As creatives, we work comfortably within a European concept of design thinking, language and modes of expression, but we sometimes feel nervous about how best to engage with Te Ao Maori — the Maori world. In this workshop, we will explore:

  • Why it is essential for the New Zealand creative community to have an understanding of Te Ao Māori.
  • How we can get over the fear of incorporating Māori art and concepts into our creative work.
  • How we can celebrate and express Māori concepts and art without the risk of cultural appropriation.
  • Key considerations when incorporating Māori concepts into your work.
  • Learnings from work being produced by Māori and non-Māori design studios and creatives around Aotearoa.

Led by Johnson McKay – Ngāti Kahungunu, Ngāti Porou, Ngāti Mahuta, Ngāti Scotland.

Eventbrite - Applying Design Thinking to creating Māori Graphic Design

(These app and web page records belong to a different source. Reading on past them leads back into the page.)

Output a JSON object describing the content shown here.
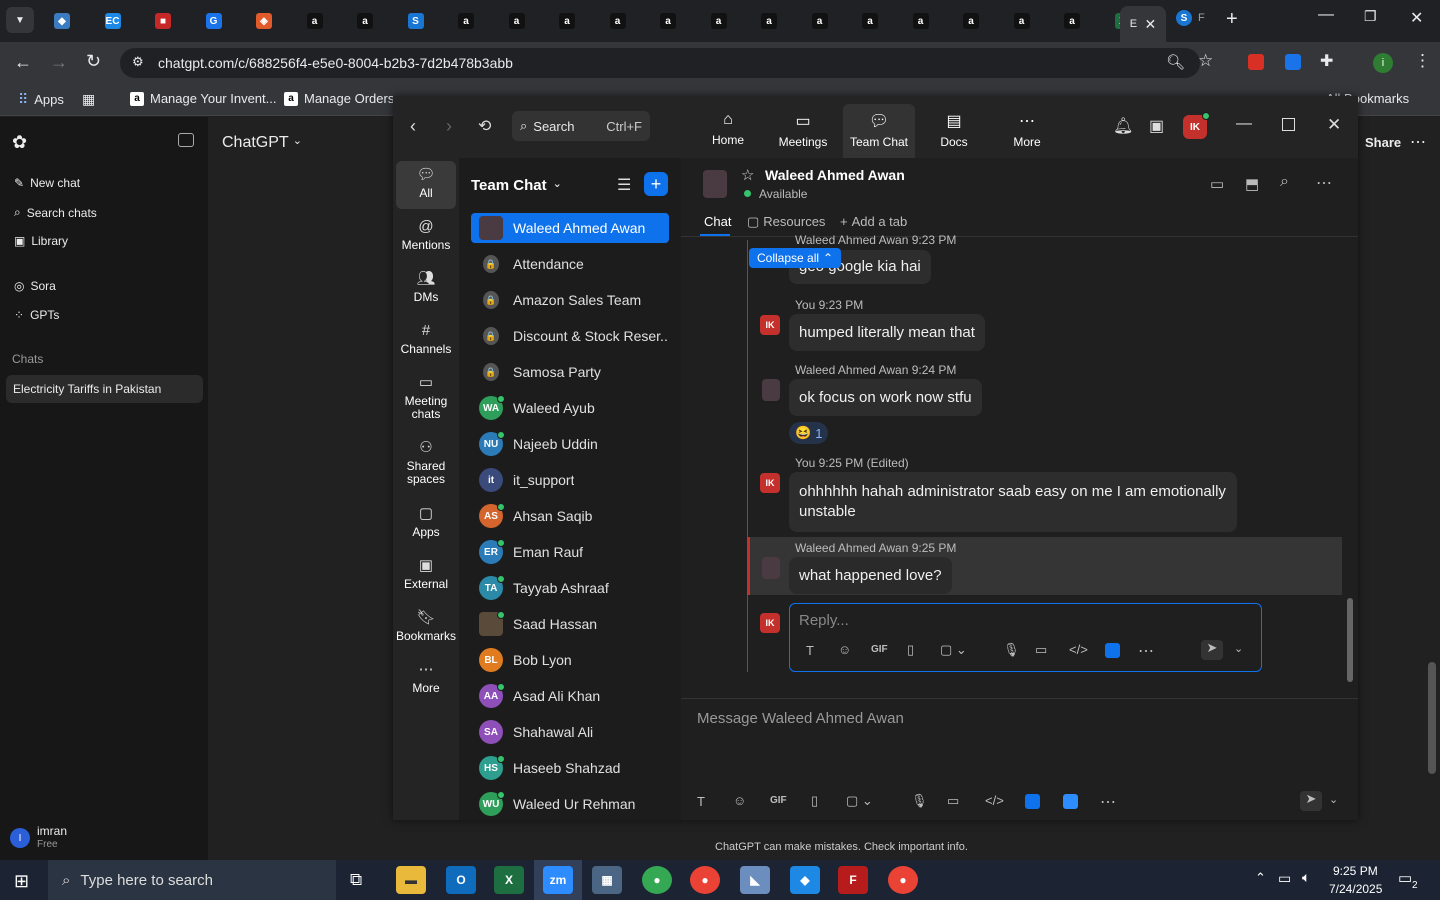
{
  "chrome": {
    "url": "chatgpt.com/c/688256f4-e5e0-8004-b2b3-7d2b478b3abb",
    "tabs": [
      {
        "fav": "◆",
        "color": "#3b7bbf"
      },
      {
        "fav": "EC",
        "color": "#1e88e5"
      },
      {
        "fav": "■",
        "color": "#c62828"
      },
      {
        "fav": "G",
        "color": "#1a73e8"
      },
      {
        "fav": "◈",
        "color": "#e05a2b"
      },
      {
        "fav": "a",
        "color": "#111111"
      },
      {
        "fav": "a",
        "color": "#111111"
      },
      {
        "fav": "S",
        "color": "#1976d2"
      },
      {
        "fav": "a",
        "color": "#111111"
      },
      {
        "fav": "a",
        "color": "#111111"
      },
      {
        "fav": "a",
        "color": "#111111"
      },
      {
        "fav": "a",
        "color": "#111111"
      },
      {
        "fav": "a",
        "color": "#111111"
      },
      {
        "fav": "a",
        "color": "#111111"
      },
      {
        "fav": "a",
        "color": "#111111"
      },
      {
        "fav": "a",
        "color": "#111111"
      },
      {
        "fav": "a",
        "color": "#111111"
      },
      {
        "fav": "a",
        "color": "#111111"
      },
      {
        "fav": "a",
        "color": "#111111"
      },
      {
        "fav": "a",
        "color": "#111111"
      },
      {
        "fav": "a",
        "color": "#111111"
      },
      {
        "fav": "X",
        "color": "#1d6f42"
      }
    ],
    "active_tab_label": "E",
    "last_tab_label": "F",
    "bookmarks": {
      "apps": "Apps",
      "item1": "Manage Your Invent...",
      "item2": "Manage Orders",
      "all": "All Bookmarks"
    }
  },
  "gpt": {
    "title": "ChatGPT",
    "new_chat": "New chat",
    "search": "Search chats",
    "library": "Library",
    "sora": "Sora",
    "gpts": "GPTs",
    "chats_heading": "Chats",
    "chat_item": "Electricity Tariffs in Pakistan",
    "user_name": "imran",
    "user_plan": "Free",
    "share": "Share",
    "disclaimer": "ChatGPT can make mistakes. Check important info."
  },
  "zoom": {
    "search_label": "Search",
    "search_shortcut": "Ctrl+F",
    "nav": [
      "Home",
      "Meetings",
      "Team Chat",
      "Docs",
      "More"
    ],
    "profile_initials": "IK",
    "rail": [
      "All",
      "Mentions",
      "DMs",
      "Channels",
      "Meeting chats",
      "Shared spaces",
      "Apps",
      "External",
      "Bookmarks",
      "More"
    ],
    "list_title": "Team Chat",
    "contacts": [
      {
        "name": "Waleed Ahmed Awan",
        "initials": "",
        "color": "#4a3a42",
        "type": "photo",
        "selected": true
      },
      {
        "name": "Attendance",
        "initials": "🔒",
        "color": "#555555",
        "type": "lock"
      },
      {
        "name": "Amazon Sales Team",
        "initials": "🔒",
        "color": "#555555",
        "type": "lock"
      },
      {
        "name": "Discount & Stock Reser...",
        "initials": "🔒",
        "color": "#555555",
        "type": "lock"
      },
      {
        "name": "Samosa Party",
        "initials": "🔒",
        "color": "#555555",
        "type": "lock"
      },
      {
        "name": "Waleed Ayub",
        "initials": "WA",
        "color": "#2e9e5b",
        "type": "user",
        "online": true
      },
      {
        "name": "Najeeb Uddin",
        "initials": "NU",
        "color": "#2b7bb9",
        "type": "user",
        "online": true
      },
      {
        "name": "it_support",
        "initials": "it",
        "color": "#3a4a7a",
        "type": "user",
        "online": false
      },
      {
        "name": "Ahsan Saqib",
        "initials": "AS",
        "color": "#d4652c",
        "type": "user",
        "online": true
      },
      {
        "name": "Eman Rauf",
        "initials": "ER",
        "color": "#2b7bb9",
        "type": "user",
        "online": true
      },
      {
        "name": "Tayyab Ashraaf",
        "initials": "TA",
        "color": "#2b8aa8",
        "type": "user",
        "online": true
      },
      {
        "name": "Saad Hassan",
        "initials": "",
        "color": "#5a4a3a",
        "type": "photo",
        "online": true
      },
      {
        "name": "Bob Lyon",
        "initials": "BL",
        "color": "#e07b1f",
        "type": "user",
        "online": false
      },
      {
        "name": "Asad Ali Khan",
        "initials": "AA",
        "color": "#8e4fb8",
        "type": "user",
        "online": true
      },
      {
        "name": "Shahawal Ali",
        "initials": "SA",
        "color": "#8e4fb8",
        "type": "user",
        "online": false
      },
      {
        "name": "Haseeb Shahzad",
        "initials": "HS",
        "color": "#2e9e8f",
        "type": "user",
        "online": true
      },
      {
        "name": "Waleed Ur Rehman",
        "initials": "WU",
        "color": "#2e9e5b",
        "type": "user",
        "online": true
      }
    ],
    "chat": {
      "contact_name": "Waleed Ahmed Awan",
      "status": "Available",
      "tab_chat": "Chat",
      "tab_resources": "Resources",
      "tab_add": "Add a tab",
      "collapse": "Collapse all",
      "top_header": "Waleed Ahmed Awan 9:23 PM",
      "msg0": "geo google kia hai",
      "h1": "You 9:23 PM",
      "msg1": "humped literally mean that",
      "h2": "Waleed Ahmed Awan 9:24 PM",
      "msg2": "ok focus on work now stfu",
      "reaction": "😆",
      "reaction_count": "1",
      "h3": "You 9:25 PM (Edited)",
      "msg3": "ohhhhhh hahah administrator saab easy on me I am emotionally unstable",
      "h4": "Waleed Ahmed Awan 9:25 PM",
      "msg4": "what happened love?",
      "reply_placeholder": "Reply...",
      "message_placeholder": "Message Waleed Ahmed Awan"
    }
  },
  "taskbar": {
    "search_placeholder": "Type here to search",
    "time": "9:25 PM",
    "date": "7/24/2025",
    "notif_count": "2"
  }
}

In Conversation with Threaded.

Threaded, for those unfamiliar, is a biannual magazine sharing insights into a range of practitioners and their practice, across the creative industries. Started in 2004 by Clarke and Fiona Grieve, the international collaborative project curates these insights into practice through discussion and presentation of practice, thinking and process. The publication has always been an impressively ambitious gem in the Auckland design scene, so lovingly crafted by its small team, while achieving a wide readership thanks to the cast of creative heavy hitters they manage to enrol. The latest issue, though, has taken a slightly different focus, hinting at what feels like a very personal journey that has culminated in an issue that feels like a homecoming of sorts for the magazine.

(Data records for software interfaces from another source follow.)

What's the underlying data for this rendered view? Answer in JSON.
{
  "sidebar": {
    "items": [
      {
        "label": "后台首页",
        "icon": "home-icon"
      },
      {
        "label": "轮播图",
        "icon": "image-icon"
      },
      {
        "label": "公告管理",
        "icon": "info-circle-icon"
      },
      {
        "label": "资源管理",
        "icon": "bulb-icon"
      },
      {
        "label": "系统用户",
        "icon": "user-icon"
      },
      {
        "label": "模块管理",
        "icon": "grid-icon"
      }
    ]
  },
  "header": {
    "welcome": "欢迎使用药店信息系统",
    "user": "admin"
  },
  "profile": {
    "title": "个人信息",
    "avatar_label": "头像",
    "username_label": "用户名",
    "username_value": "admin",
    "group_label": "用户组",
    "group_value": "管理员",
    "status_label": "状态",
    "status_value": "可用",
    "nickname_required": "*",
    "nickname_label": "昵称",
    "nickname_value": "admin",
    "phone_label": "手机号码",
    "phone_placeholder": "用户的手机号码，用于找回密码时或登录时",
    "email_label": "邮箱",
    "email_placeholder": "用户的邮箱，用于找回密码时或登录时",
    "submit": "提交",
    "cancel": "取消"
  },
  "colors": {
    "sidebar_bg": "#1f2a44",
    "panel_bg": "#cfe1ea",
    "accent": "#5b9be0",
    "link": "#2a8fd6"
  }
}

6 years ago by

Slapping a Koru on it

Written by Kaan Hiini, courtesy of Curative An accurate portrayal of Maori and Māori culture is largely missing in the eyes of most New Zealanders. What you do see is cliché, token, or offensive, as reflected in this piece that captures the struggles that come with growing up Māori. And because of that misunderstanding, most New Zealanders seem intimidated or even fearful of engaging with the culture.

6 years ago by